My grandfather passed away while I was in my junior year of high school. My family drove up from Florida to attend the funeral, but not before I picked up a bag of shwag for the few boring, dreary nights I’d be spending at Nana’s house. On one of the rare chances my dad and I were able to peel away from the family, we did one of the few things we naturally enjoyed together, which was taking trips to the record store. It was on this trip that I bought two completely dissimilar records, Sublime’s 40 oz. to Freedom and Sunny Day Real Estate’s Diary. At night when everyone would go to sleep, I’d head out to my grandmother’s huge yard, smoke a bowl, come back in and put my headphones on as loud as I could take. I didn’t know my grandfather all that well but it was still a somber moment, and Diary fit the mood perfectly.

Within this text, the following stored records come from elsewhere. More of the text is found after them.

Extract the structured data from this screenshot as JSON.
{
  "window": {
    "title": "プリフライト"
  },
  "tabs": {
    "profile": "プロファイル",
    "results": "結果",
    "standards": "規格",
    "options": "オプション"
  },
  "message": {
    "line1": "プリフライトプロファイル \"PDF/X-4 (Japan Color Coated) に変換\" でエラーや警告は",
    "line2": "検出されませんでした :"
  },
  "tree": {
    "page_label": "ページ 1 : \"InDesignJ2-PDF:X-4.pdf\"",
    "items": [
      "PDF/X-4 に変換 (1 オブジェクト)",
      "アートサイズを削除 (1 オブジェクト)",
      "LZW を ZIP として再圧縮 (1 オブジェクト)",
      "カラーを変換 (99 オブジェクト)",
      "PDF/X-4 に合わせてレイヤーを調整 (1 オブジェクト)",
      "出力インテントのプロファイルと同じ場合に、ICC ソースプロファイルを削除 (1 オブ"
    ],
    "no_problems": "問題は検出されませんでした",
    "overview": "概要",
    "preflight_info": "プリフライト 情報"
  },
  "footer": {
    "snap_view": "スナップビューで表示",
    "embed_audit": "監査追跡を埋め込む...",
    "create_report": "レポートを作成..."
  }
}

When I got back to FL I played Sunny Day more and more. At the time, when most of what I was listening to was punk and rap, Sunny Day’s instrumentation made me think about lead guitar in a different way. Not that it had never been done before, but Sunny Day’s left and right split of both guitars allows for constant leads and intricate weaving of tone. The quiet/loud/quiet dynamic of the 90’s is further built upon as well. William Goldsmith, bored by the frequent monotony of rock/pop percussion, attacks the drums with a barrage of constant snare hits and performs fills and rolls at any moment’s notice. Not to be outdone by the drumming and dueling guitars, the bass is highly technical, and, with the guitars dueling leads, often carries the melody exclusively.
Diary isn’t on regular rotation like it once was. It’s tone, mostly dreary and slow in tempo, make it a record for a specific mood, or maybe it just always reminds me of when I bought it. It’s a highly influential record though, and phenomenally performed. The two stand-outs tracks here are some of the strongest rock cuts to come out of the 90’s. Diary’s opener, “Seven,” is the hardest and most upbeat of the lot, where the drum attack of the intro and transitions from verse to chorus are its highlight (the song is cut short due to MTV’s wishes of bands sticking as closely to a 3:00 run time as possible, the full track clocks in at 4:45).
The best track however resides near the end of the collection, “48” attempts to take the quiet/loud/quiet approach to new extremes, with a serene, almost classical sounding melody during the verse giving way to blaring, distorted octaves as Jeremy Enigk screams at the top of his lungs.